  • The Barons of Industry: When businesses were allowed to thrive in the mid-to-late 1800’s, we saw the rise of the Captains of Industry and the corresponding industrialization. This was probably the most prosperous time in American history, largely for the country and big business, but also for the workers as they moved from farmer to full-time factory workers. We can verify this with the influx of immigration, people happy to gain personal freedom and some coin by coming to work in the American factories. This semi-happy story unfortunately also came at the expense of growing monopolies and workers rights abuses, which in turn led to forms of oppression by the Barons, which in turn (along with the rampant corrupt cronyism of the time, see the Glided Age) led the progressive era of Trust-busting (and union busting). When the Titans of the private market are allowed to play without a rule-set, or under a corrupt crony capitalist rule-set, they create government-like entities that rival the divine right of kings. They become an unelected government whose ethos is one of personal morals, or lack thereof, and the acquisition of power, assets, and capital.
  • The Kings: When kings rule by bloodline and believe it to be their divine right, it tends to be oppressive to anyone who doesn’t share their last name. We know intelligence and worth aren’t transferable traits through sexual reproduction, and the last thing anyone needs is another Nero or Stalin – Kings by physical or political bloodline. For every enlightened monarch, there is a tyrant, and it only takes one tyrant to ruin life for millions.
  • The Churches: The Churches sometimes rule as Barons and Kings, but often they are more like the Spanish Inquisition (when we note that much of its cruelty was a myth). This is to say, they act as moral leaders. Where Kings want power and Barons want wealth, Churches want both, but to ensure their brand of morality. The puritanical push for political correctness, or temperance, or prohibition, or the outlawing of abortion at an extreme is a modern day “rule by churches”.

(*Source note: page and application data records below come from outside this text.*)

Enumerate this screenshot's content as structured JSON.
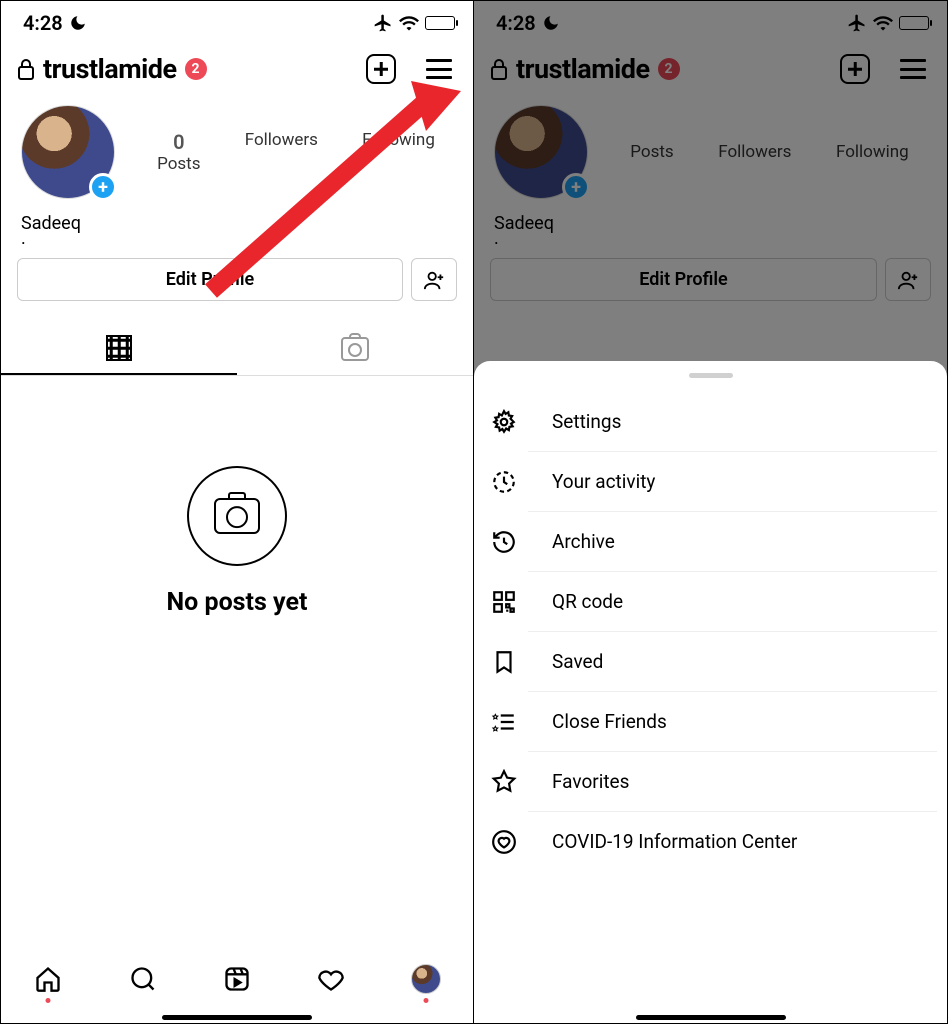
{
  "status": {
    "time": "4:28"
  },
  "profile": {
    "username": "trustlamide",
    "notifications": "2",
    "stats": {
      "posts": {
        "num": "0",
        "label": "Posts"
      },
      "followers": {
        "label": "Followers"
      },
      "following": {
        "label": "Following"
      }
    },
    "display_name": "Sadeeq",
    "bio": ".",
    "edit_label": "Edit Profile",
    "empty_state": "No posts yet"
  },
  "menu": {
    "items": [
      {
        "label": "Settings"
      },
      {
        "label": "Your activity"
      },
      {
        "label": "Archive"
      },
      {
        "label": "QR code"
      },
      {
        "label": "Saved"
      },
      {
        "label": "Close Friends"
      },
      {
        "label": "Favorites"
      },
      {
        "label": "COVID-19 Information Center"
      }
    ]
  }
}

Barons, Kings, and Churches can “share self interest” and work together to create cronyist monopolies, not as a coordinated attack on the rest of us, but as a natural advent of their shared self interest via the invisible hand. The rest of us have to constantly be on guard about this long known advent of human nature. This is why a mixed-system of checks and balances is always needed.

How We Fight Against Monopolies

TIP: What is the difference between the divine right of kings and the divine right of money? Probably bloodline. The one benefit of an individualist stance is that anyone, no matter how poor their initial lot, can technically pull themselves up by their bootstraps over time and generations. This is better than kings and caste systems in that it provides at least the hope of change. It doesn’t make it OK. It only makes it a little bit better . . . comparatively.

Bankrupt – How Cronyism and Corruption Brought Down Detroit

Citations

  1. Oligopoly
  2. Monopoly
  3. Cronyism
  4. United States antitrust law
  5. Competition law


"Understanding Cronyism and Monopolies" is tagged with: American Politics, Left–right Politics, Markets, Money, Morality

What do you think?